This is a great interview with Oliver Reichenstein, because it allows us to tap the vast resource of his idiosyncratic knowledge1 about design fundamentals and inspiration.
Incidentally, the lack of methodical knowledge production is one of the main problems with the field of design. It is full of opinionated people, be they self-conscious or self assured creative types, but it is completely devoid of established structures that could provide an objective evaluation perspective to determine the merit of a design. In effect, design evaluation is highly contingent on the prestige of its auteur: As long as “good taste” is the purported foundation of good design, there is no ulterior point of reference other than subjective opinion. This leaves us without recourse in fanboy debates. And that is why Microsoft or Apple design is always being judged on the merit (or detriment) of its authorship. ↩︎
I’d like to introduce the concept of the usability fallback to you. The redesign of my site prompted me to think about web design approaches again and I’m going to share my thought process. There are a couple of things I learned, too.
My new design is based on the idea of giving the content center stage and imbuing it with a sense of device agnostic functional minimalism.1 Since I wrote the previous post I have updated the design to address the fact that people will get to see the content via different technology in different browsers. Now there are contingency mechanisms in place that should afford all users at least the basic experience of seeing the content and being able to navigate it.
However, unlike the concept of graceful degradation or progressive enhancement, a usability fallback does not aim to create the most pleasant experience possible for each browser. Quite on the contrary: I think graceful degradation is a cancer to the web2 and I find it a defensible compromise only for a select set of scenarios, which really only should concern professional web designers working to meet specific project constraints. Building a personal online presence is not one of those scenarios.3

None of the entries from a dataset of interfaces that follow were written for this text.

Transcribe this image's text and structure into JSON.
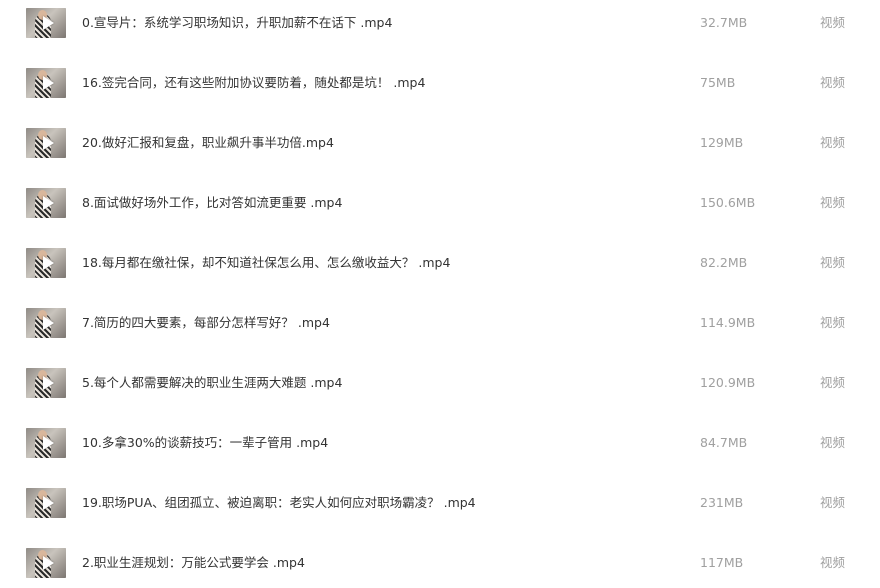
{
  "files": [
    {
      "name": "0.宣导片：系统学习职场知识，升职加薪不在话下 .mp4",
      "size": "32.7MB",
      "type": "视频",
      "thumb_icon": "video-thumbnail-icon"
    },
    {
      "name": "16.签完合同，还有这些附加协议要防着，随处都是坑！ .mp4",
      "size": "75MB",
      "type": "视频",
      "thumb_icon": "video-thumbnail-icon"
    },
    {
      "name": "20.做好汇报和复盘，职业飙升事半功倍.mp4",
      "size": "129MB",
      "type": "视频",
      "thumb_icon": "video-thumbnail-icon"
    },
    {
      "name": "8.面试做好场外工作，比对答如流更重要 .mp4",
      "size": "150.6MB",
      "type": "视频",
      "thumb_icon": "video-thumbnail-icon"
    },
    {
      "name": "18.每月都在缴社保，却不知道社保怎么用、怎么缴收益大？ .mp4",
      "size": "82.2MB",
      "type": "视频",
      "thumb_icon": "video-thumbnail-icon"
    },
    {
      "name": "7.简历的四大要素，每部分怎样写好？ .mp4",
      "size": "114.9MB",
      "type": "视频",
      "thumb_icon": "video-thumbnail-icon"
    },
    {
      "name": "5.每个人都需要解决的职业生涯两大难题 .mp4",
      "size": "120.9MB",
      "type": "视频",
      "thumb_icon": "video-thumbnail-icon"
    },
    {
      "name": "10.多拿30%的谈薪技巧：一辈子管用 .mp4",
      "size": "84.7MB",
      "type": "视频",
      "thumb_icon": "video-thumbnail-icon"
    },
    {
      "name": "19.职场PUA、组团孤立、被迫离职：老实人如何应对职场霸凌？ .mp4",
      "size": "231MB",
      "type": "视频",
      "thumb_icon": "video-thumbnail-icon"
    },
    {
      "name": "2.职业生涯规划：万能公式要学会 .mp4",
      "size": "117MB",
      "type": "视频",
      "thumb_icon": "video-thumbnail-icon"
    }
  ]
}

The lack of posts recently is due to me overhauling my online presence. I designed a whole new concept, something a tad more presentable, I hope, showing off my penchant for minimalism and experimenting with subtle interaction cues.
I am not a web designer by profession, but I do try to keep up with design trends and practices, if only so I can make informed decisions when I provide consultancy, but also because I believe in “eating my own dog food” as people with actual coding skills might say. So I got all down and dirty and am happy with the result. More importantly, I brushed up on my CSS skills doing the redesign and I really, really love learning new things. I may even have come across a browser hack for a particular solution that I could not find elsewhere:
I will give you an in-depth guide of the :active+:hover minimalist accordion solution later. Spoiler alert!1 For now I would totally appreciate it, if you checked out my new home.
If you’ve been to my home page before, you may have to clear your browser cache to see the new design. Shift reload. Please tell me about anything strange you encounter. Thanks!
Next up: Streamlining my tumblr theme with the new design. Oh, bother.
I made iOS register :active state with a touchstart event. And then I hacked the blight of mobile safari not keeping my damn content visible without selecting the text with an empty OnClick declaration. The pain… ↩︎